WHAT YOU WILL DO: Repeat every entry word for word. Images do not belong in the copy.

*** AVAILABLE DATA Section Begins ***

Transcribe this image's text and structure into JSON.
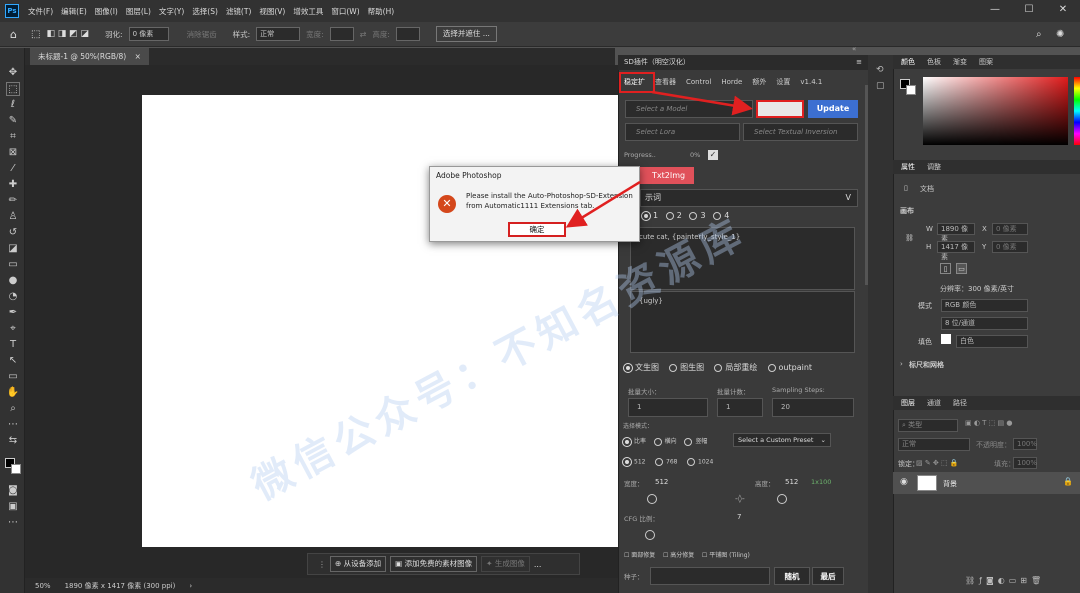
{
  "menu": [
    "文件(F)",
    "编辑(E)",
    "图像(I)",
    "图层(L)",
    "文字(Y)",
    "选择(S)",
    "滤镜(T)",
    "视图(V)",
    "增效工具",
    "窗口(W)",
    "帮助(H)"
  ],
  "app_logo": "Ps",
  "options": {
    "feather_label": "羽化:",
    "feather_value": "0 像素",
    "smooth_label": "消除锯齿",
    "style_label": "样式:",
    "style_value": "正常",
    "width_label": "宽度:",
    "height_label": "高度:",
    "select_mask": "选择并遮住 ..."
  },
  "doc_tab": "未标题-1 @ 50%(RGB/8)",
  "status": {
    "zoom": "50%",
    "info": "1890 像素 x 1417 像素 (300 ppi)"
  },
  "ctx": {
    "add_device": "从设备添加",
    "add_free": "添加免费的素材图像",
    "generate": "生成图像",
    "more": "..."
  },
  "sd": {
    "title": "SD插件（明空汉化）",
    "tabs": [
      "稳定扩",
      "查看器",
      "Control",
      "Horde",
      "额外",
      "设置",
      "v1.4.1"
    ],
    "model_placeholder": "Select a Model",
    "update": "Update",
    "lora_placeholder": "Select Lora",
    "ti_placeholder": "Select Textual Inversion",
    "progress_label": "Progress..",
    "progress_value": "0%",
    "txt2img": "Txt2Img",
    "prompt_header": "示词",
    "prompt_header_v": "V",
    "prompt_radios": [
      "1",
      "2",
      "3",
      "4"
    ],
    "prompt": "cute cat, {painterly_style_1}",
    "negative": "{ugly}",
    "modes": [
      "文生图",
      "图生图",
      "局部重绘",
      "outpaint"
    ],
    "batch_size_label": "批量大小：",
    "batch_size": "1",
    "batch_count_label": "批量计数：",
    "batch_count": "1",
    "steps_label": "Sampling Steps:",
    "steps": "20",
    "preset_label": "选择模式：",
    "ratio_opts": [
      "比率",
      "横向",
      "竖幅"
    ],
    "preset_select": "Select a Custom Preset",
    "sizes": [
      "512",
      "768",
      "1024"
    ],
    "width_label": "宽度：",
    "width_val": "512",
    "height_label": "高度：",
    "height_val": "512",
    "hires_val": "1x100",
    "cfg_label": "CFG 比例：",
    "cfg_val": "7",
    "checks": [
      "面部修复",
      "高分修复",
      "平铺图 (Tiling)"
    ],
    "seed_label": "种子：",
    "random": "随机",
    "last": "最后"
  },
  "right": {
    "tabs1": [
      "颜色",
      "色板",
      "渐变",
      "图案"
    ],
    "tabs2": [
      "属性",
      "调整"
    ],
    "doc": "文档",
    "canvas_header": "画布",
    "w_label": "W",
    "w_val": "1890 像素",
    "x_label": "X",
    "x_val": "0 像素",
    "h_label": "H",
    "h_val": "1417 像素",
    "y_label": "Y",
    "y_val": "0 像素",
    "resolution": "分辨率：300 像素/英寸",
    "mode_label": "模式",
    "mode_val": "RGB 颜色",
    "bits_val": "8 位/通道",
    "fill_label": "填色",
    "fill_val": "白色",
    "rulers": "标尺和网格",
    "tabs3": [
      "图层",
      "通道",
      "路径"
    ],
    "layer_search": "类型",
    "blend": "正常",
    "opacity_label": "不透明度：",
    "opacity_val": "100%",
    "lock_label": "锁定：",
    "fill2_label": "填充：",
    "fill2_val": "100%",
    "layer_name": "背景"
  },
  "dialog": {
    "title": "Adobe Photoshop",
    "message": "Please install the Auto-Photoshop-SD-Extension from Automatic1111 Extensions tab.",
    "ok": "确定"
  },
  "watermark": "微信公众号：不知名资源库",
  "colors": {
    "accent_red": "#e02020",
    "update_blue": "#3c6fd1",
    "txt2img_red": "#e0515a"
  }
}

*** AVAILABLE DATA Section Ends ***

TASK OUTPUT:
Transcribe this image's text and structure into JSON.
{
  "menu": [
    "文件(F)",
    "编辑(E)",
    "图像(I)",
    "图层(L)",
    "文字(Y)",
    "选择(S)",
    "滤镜(T)",
    "视图(V)",
    "增效工具",
    "窗口(W)",
    "帮助(H)"
  ],
  "app_logo": "Ps",
  "options": {
    "feather_label": "羽化:",
    "feather_value": "0 像素",
    "smooth_label": "消除锯齿",
    "style_label": "样式:",
    "style_value": "正常",
    "width_label": "宽度:",
    "height_label": "高度:",
    "select_mask": "选择并遮住 ..."
  },
  "doc_tab": "未标题-1 @ 50%(RGB/8)",
  "status": {
    "zoom": "50%",
    "info": "1890 像素 x 1417 像素 (300 ppi)"
  },
  "ctx": {
    "add_device": "从设备添加",
    "add_free": "添加免费的素材图像",
    "generate": "生成图像",
    "more": "..."
  },
  "sd": {
    "title": "SD插件（明空汉化）",
    "tabs": [
      "稳定扩",
      "查看器",
      "Control",
      "Horde",
      "额外",
      "设置",
      "v1.4.1"
    ],
    "model_placeholder": "Select a Model",
    "update": "Update",
    "lora_placeholder": "Select Lora",
    "ti_placeholder": "Select Textual Inversion",
    "progress_label": "Progress..",
    "progress_value": "0%",
    "txt2img": "Txt2Img",
    "prompt_header": "示词",
    "prompt_header_v": "V",
    "prompt_radios": [
      "1",
      "2",
      "3",
      "4"
    ],
    "prompt": "cute cat, {painterly_style_1}",
    "negative": "{ugly}",
    "modes": [
      "文生图",
      "图生图",
      "局部重绘",
      "outpaint"
    ],
    "batch_size_label": "批量大小：",
    "batch_size": "1",
    "batch_count_label": "批量计数：",
    "batch_count": "1",
    "steps_label": "Sampling Steps:",
    "steps": "20",
    "preset_label": "选择模式：",
    "ratio_opts": [
      "比率",
      "横向",
      "竖幅"
    ],
    "preset_select": "Select a Custom Preset",
    "sizes": [
      "512",
      "768",
      "1024"
    ],
    "width_label": "宽度：",
    "width_val": "512",
    "height_label": "高度：",
    "height_val": "512",
    "hires_val": "1x100",
    "cfg_label": "CFG 比例：",
    "cfg_val": "7",
    "checks": [
      "面部修复",
      "高分修复",
      "平铺图 (Tiling)"
    ],
    "seed_label": "种子：",
    "random": "随机",
    "last": "最后"
  },
  "right": {
    "tabs1": [
      "颜色",
      "色板",
      "渐变",
      "图案"
    ],
    "tabs2": [
      "属性",
      "调整"
    ],
    "doc": "文档",
    "canvas_header": "画布",
    "w_label": "W",
    "w_val": "1890 像素",
    "x_label": "X",
    "x_val": "0 像素",
    "h_label": "H",
    "h_val": "1417 像素",
    "y_label": "Y",
    "y_val": "0 像素",
    "resolution": "分辨率：300 像素/英寸",
    "mode_label": "模式",
    "mode_val": "RGB 颜色",
    "bits_val": "8 位/通道",
    "fill_label": "填色",
    "fill_val": "白色",
    "rulers": "标尺和网格",
    "tabs3": [
      "图层",
      "通道",
      "路径"
    ],
    "layer_search": "类型",
    "blend": "正常",
    "opacity_label": "不透明度：",
    "opacity_val": "100%",
    "lock_label": "锁定：",
    "fill2_label": "填充：",
    "fill2_val": "100%",
    "layer_name": "背景"
  },
  "dialog": {
    "title": "Adobe Photoshop",
    "message": "Please install the Auto-Photoshop-SD-Extension from Automatic1111 Extensions tab.",
    "ok": "确定"
  },
  "watermark": "微信公众号：不知名资源库",
  "colors": {
    "accent_red": "#e02020",
    "update_blue": "#3c6fd1",
    "txt2img_red": "#e0515a"
  }
}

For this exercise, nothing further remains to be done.